SHERMAN OAKS — Carol Levin shops for a living. Immaculately dressed and loaded with ideas about the finer points of collectible crystal and designer ready-to-wear clothing, Levin is one of a small but elite cadre of personal shoppers who serve clients for such upscale stores as Macy's, Nordstrom and Bloomingdale's.
"For the people who are my clients, I have all the information they need at my fingertips," says Levin, manager of Sherman Oaks-based Macy's By Appointment, the store's personal shopping service. "If they like to buy Hanes nylons, I can call and tell them when they're going on sale. And then I can put some aside for them if they wish."
Nonetheless, the services offered by Levin and other personal shoppers are a costly item for retailers as upper-end department stores continue to struggle with their sales growth; analysts estimate that growth this holiday season for the high-end shops is expected at only 2%, compared with 6% sales growth or more over last year for more price-driven retailers such as Wal-Mart and Target.
There's also the problem of not enough help. With the unemployment rate very low, retailers have had a hard time finding people for holiday work.
"It's been extremely difficult to get enough holiday help, but the stores have responded by trying to operate with fewer people," notes Carl Steidtmann, chief retail economist for PricewaterhouseCoopers. "And they've done a good job at it with better computer management of inventories, closer relationships with their suppliers and, at the end of the day, fewer people needed to move merchandise around and fewer markdowns. That has helped their bottom line."
With these kinds of problems, why do the finer shops commit extra people to service a small percentage of their clientele?
"They've got to do this because that's the marketplace they play in," says Richard Giss, an analyst with Los Angeles-based Deloitte & Touche LLP. "They are not price-driven retailers and they've got to appeal to upper-end buyers."
Macy's in Sherman Oaks, for example, has three full-time and one part-time personal shopper. Bloomingdale's in Sherman Oaks has two and Nordstrom, with stores in Glendale and Canoga Park, has seven personal shoppers (three in Glendale, four in Canoga Park) who each service four to five clients a day.
While all personal shoppers say their gratis services are offered to any client, be it someone who is prepared to spend $5 or $5,000, many admit that the people who use their services tend to be busy executives and wealthier clients who want to leverage the shoppers' creative juices when it comes to gift buying and wardrobe stocking.
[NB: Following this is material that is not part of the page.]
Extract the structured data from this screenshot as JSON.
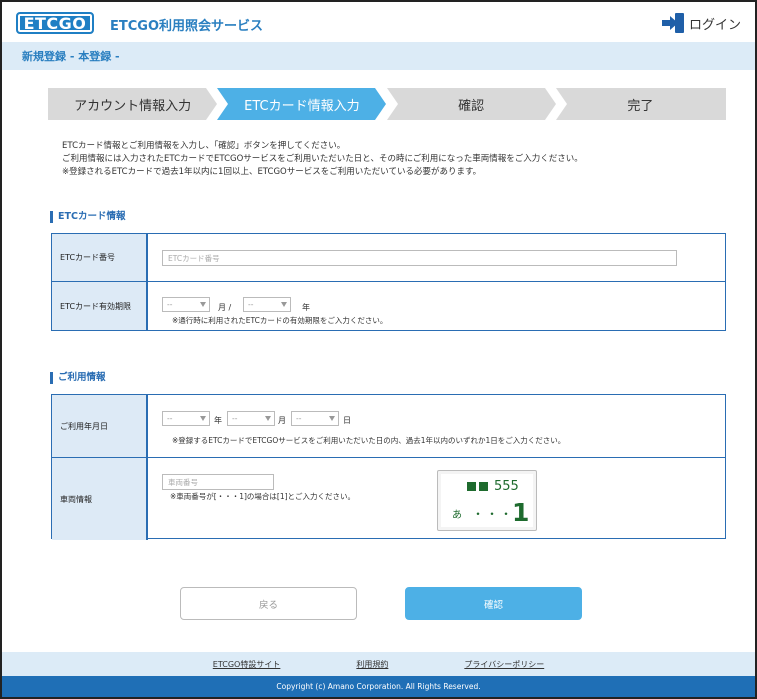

"I had this gal in a nearby law firm who had no time to do her Christmas shopping," says Joni Jemelian, an 11-year employee at Nordstrom in Glendale who became a personal wardrobe consultant two years ago. "So she e-mailed me all the people she was shopping for, her budget, their sizes, color preferences, etc. I picked out the items, had it all gift-wrapped, charged it to her credit card and had the packages sent to her office."
Carol Levin believes her company is taking personal shopping to the next level with a new computerized "clienteling" system.
"I keep all my clients' birthdays, their anniversaries, their Christmas lists in that computer," Levin says. "I'll call a client when her daughter's birthday is coming up to see what she wants to buy. Or remind someone about an anniversary."
And when the Christmas crunch is over--and many personal shoppers agree that the crunch got underway earlier than usual this year, around the beginning of November--the emphasis for them usually shifts to fleshing out people's wardrobes. Nordstrom, for example, initiated its personal shopper program in 1981 after store executives found that salespeople were picking out full wardrobes for clients. The store now has its shoppers certified in bra-fitting and shoe-fitting.
"A lot of my job is fashion consulting," notes Jemelian. "And the big thing right now is business casual."
So when Jemelian, 34, makes her initial contact with a new client, she says she concentrates on being a good listener.
"I can usually tell their age range, and with some questions, I can find out if they're conservative or fashion-forward," she says. "A lot of times I'm dealing with powerful executives, and it's important that they look good."
The key to being a successful personal shopper is not necessarily a knowledge of Lalique collector crystal or Ellen Tracy ready-to-wear, for example, but rather the ability to connect with the client and develop a close shopping link.
Paul Buckter, the director of personal shopping at Bloomingdale's New York, who started his retail career as a salesman at Barneys 21 years ago, says building trust between client and shopper is crucial.
"When I hire a new shopper, I tell them the most important thing is developing the right relationship with their clients," Buckter says. "When my clients come into the store, they often say they can't pick out something without me. That's when you know you have a client."
Levin agrees, saying that although her office is located near Macy's collector crystal department, she will often go up to ready-to-wear to pick out a line of clothes for a client and bring the clothes down to her office for them to try on.
"I've stood blocking the doorway to my office so my client can try on clothes here because this is where they feel more comfortable," she says.
It's no wonder they feel at home, given the bowls of candy, plates of cookies, drinks and homey scent of cinnamon in the air of her office.
"A lot of my clients have been with me for a long time," she says. "I give them a place to sit down, I listen to them and there's no hassle."